    Tephra layers intercalated in sedimentary successions are very interesting since they represent some instants of geodynamic evolution in a sedimentation basin. Furthermore, they can constitute deposits of explosive eruptions whose distal behaviour can be useful for studying the volcanoes activity, especially when pyroclastic deposits in proximal areas are absent. In the Craco area (Matera, Italy), thick ash turbidites intercalated in marine clays deposits have been recently recognized, which interest is related to the considerable cropping out thickness (1 to 5 m), freshness of the material and absence of sedimentary component. Petrography, sedimentology and chemistry of the deposits have been characterized with the aim of defining genesis and deposition of the material. The deposits are essentially made up of ashy pyroclasts, dominated by fresh acidic to intermediate glass, mostly in the form of shards, pumice fragments and groundmass fragments with vitrophyric texture. Rare crystals include Pl, Opx, Cpx, Hbl and Bt. 40Ar/39Ar geochronology on the amphibole dated one level to 2.24 ± 0.06 Ma, indicating the Late Pliocene. The grain size (fine ash) and textural features of the deposits are typical of pyroclastic fall deposits related to explosive eruptions with consequent upward projection of the fragmented material through Plinian columms. The columns turned eastward because of stratospheric winds and the material fell in a marine environment. It deposited on the slope of Pliocene basins in the frontal sector of the Southern Apennine chain. Structural features are the following: fining-upward gradation of the deposits with cross- and convolute laminations at the base and fine-grained massive beds at the top. They suggest that the primary pyroclastic fall deposits were mobilized as volcaniclastic turbidity currents towards a deeper environment. Glass and crystal compositions were investigated by SEM/EDS analysis. Petrographycal and chemical compositions of the

  14. Subaqueous non-vesicular to poorly-vesicular shards: hydroclastic fragmentation on seamounts and summit calderas (United States)

    Mueller, W. U.; Dingwell, D. B.; Downey, W. S.; Mastin, L. G.


    Recognizing pyroclastic deposits that originate directly from magmatic and phreatomagmatic explosions in a subaqueous setting is based upon sedimentary structures, such as massive, stratified, and graded beds as well as (pyro)clast size. Ideally such deposits form ordered fining-and thinning-upward sequences. Pumice, scoria, glass shards, euhedral and broken crystals, and lithic fragments are constituents that support an explosive heritage. Recent deep-sea ROV and submersible dives have retrieved non-vesicular to vesicle- poor, mm-scale, mafic shards in 5-15 cm-thick massive and/or graded (stratified) deposits, for which a subaqueous explosive origin has been inferred. These sheet hyaloclastites with variable shard shapes were first documented on Seamount 6 as deep-sea Limu O Pele at water depths > 1000 m. We identified in Seamount 6 samples equant to blocky shards with angular to subrounded terminations, but also subordinate hair-like and contorted glassy filaments, warped shards and irregular shards.
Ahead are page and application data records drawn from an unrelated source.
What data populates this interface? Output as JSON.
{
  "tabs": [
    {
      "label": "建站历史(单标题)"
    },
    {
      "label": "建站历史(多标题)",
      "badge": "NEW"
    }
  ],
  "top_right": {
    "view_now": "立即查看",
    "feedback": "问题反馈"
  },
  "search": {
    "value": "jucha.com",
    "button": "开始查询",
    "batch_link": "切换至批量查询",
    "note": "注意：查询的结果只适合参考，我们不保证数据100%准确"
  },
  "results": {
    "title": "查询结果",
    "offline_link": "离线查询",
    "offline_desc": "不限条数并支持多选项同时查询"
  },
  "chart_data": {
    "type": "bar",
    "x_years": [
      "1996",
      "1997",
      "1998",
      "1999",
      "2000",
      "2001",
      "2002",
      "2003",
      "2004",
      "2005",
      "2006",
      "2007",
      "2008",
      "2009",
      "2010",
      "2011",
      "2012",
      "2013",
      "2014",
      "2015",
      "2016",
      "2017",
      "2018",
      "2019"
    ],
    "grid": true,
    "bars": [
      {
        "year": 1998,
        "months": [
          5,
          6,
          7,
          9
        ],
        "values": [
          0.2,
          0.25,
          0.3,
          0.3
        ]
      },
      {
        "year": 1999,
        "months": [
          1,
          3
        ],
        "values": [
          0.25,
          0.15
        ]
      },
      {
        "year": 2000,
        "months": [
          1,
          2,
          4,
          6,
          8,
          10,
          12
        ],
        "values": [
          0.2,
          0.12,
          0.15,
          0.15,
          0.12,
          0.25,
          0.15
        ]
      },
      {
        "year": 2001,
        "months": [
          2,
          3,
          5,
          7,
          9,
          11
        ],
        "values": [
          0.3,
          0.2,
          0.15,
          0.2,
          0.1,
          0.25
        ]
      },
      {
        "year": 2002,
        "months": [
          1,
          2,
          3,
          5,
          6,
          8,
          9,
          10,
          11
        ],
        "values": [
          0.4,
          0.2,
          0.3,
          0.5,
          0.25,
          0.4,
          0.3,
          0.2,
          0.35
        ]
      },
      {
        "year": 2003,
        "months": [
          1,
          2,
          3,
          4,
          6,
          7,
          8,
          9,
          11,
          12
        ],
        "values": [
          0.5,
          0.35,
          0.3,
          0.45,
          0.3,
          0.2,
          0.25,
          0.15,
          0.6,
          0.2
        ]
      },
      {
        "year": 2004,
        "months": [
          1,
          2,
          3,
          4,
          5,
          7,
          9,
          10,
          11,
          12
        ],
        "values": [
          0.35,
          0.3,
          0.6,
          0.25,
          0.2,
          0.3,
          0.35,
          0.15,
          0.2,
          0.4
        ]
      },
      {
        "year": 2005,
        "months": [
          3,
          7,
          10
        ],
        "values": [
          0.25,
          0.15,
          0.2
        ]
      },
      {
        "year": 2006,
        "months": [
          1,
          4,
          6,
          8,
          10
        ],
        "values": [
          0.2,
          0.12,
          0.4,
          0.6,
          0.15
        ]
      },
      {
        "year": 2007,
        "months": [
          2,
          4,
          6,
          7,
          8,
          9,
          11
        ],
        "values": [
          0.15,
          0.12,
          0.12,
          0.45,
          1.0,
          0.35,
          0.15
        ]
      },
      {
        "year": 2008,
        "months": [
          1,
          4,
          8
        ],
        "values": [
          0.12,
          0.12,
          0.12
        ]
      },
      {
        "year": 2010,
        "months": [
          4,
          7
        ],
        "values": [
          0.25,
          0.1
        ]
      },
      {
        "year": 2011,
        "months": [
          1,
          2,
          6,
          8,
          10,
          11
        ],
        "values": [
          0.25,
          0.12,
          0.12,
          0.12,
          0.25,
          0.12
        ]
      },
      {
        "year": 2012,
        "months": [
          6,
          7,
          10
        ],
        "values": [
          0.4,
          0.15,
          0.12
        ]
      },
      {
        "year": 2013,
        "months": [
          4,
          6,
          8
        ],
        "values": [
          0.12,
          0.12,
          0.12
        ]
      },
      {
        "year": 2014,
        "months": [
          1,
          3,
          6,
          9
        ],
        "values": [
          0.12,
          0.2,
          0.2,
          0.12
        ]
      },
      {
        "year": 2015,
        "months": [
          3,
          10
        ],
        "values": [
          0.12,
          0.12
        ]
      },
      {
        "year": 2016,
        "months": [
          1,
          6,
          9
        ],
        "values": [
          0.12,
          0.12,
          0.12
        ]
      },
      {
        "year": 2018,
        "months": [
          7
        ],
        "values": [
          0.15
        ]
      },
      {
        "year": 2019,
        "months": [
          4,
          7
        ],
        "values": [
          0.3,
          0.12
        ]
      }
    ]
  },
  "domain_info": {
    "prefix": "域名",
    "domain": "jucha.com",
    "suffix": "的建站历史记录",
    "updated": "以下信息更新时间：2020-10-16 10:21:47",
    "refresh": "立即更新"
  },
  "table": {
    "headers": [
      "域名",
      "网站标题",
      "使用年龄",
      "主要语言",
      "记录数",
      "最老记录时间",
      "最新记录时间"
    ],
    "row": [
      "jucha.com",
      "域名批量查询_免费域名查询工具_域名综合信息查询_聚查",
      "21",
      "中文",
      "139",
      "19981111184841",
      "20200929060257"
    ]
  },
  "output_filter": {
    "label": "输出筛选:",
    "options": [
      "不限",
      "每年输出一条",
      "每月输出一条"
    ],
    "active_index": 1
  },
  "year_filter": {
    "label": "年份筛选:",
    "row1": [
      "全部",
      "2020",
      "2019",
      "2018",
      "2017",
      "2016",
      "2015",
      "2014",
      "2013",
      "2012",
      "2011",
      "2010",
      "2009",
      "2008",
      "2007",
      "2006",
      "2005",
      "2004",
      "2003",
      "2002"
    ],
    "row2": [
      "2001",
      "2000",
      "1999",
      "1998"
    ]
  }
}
Shards display internal laminations (flow-banding?) and have local perlitic fractures. Bubble wall shards derived from scoria burst were rare. In combination with all the above and a poor shard vesicularity (tubes and ponded magma in depths > 1000 m. We envision that hydrostatic pressure commensurate with water depth played a significant role. The deposits can be readily explained by a hydroclastic process whereby fragmentation occurred at the milli-second (Limu) to second scale (hyaloclastite). Hence, hyperquenched glass shards or thread-like gl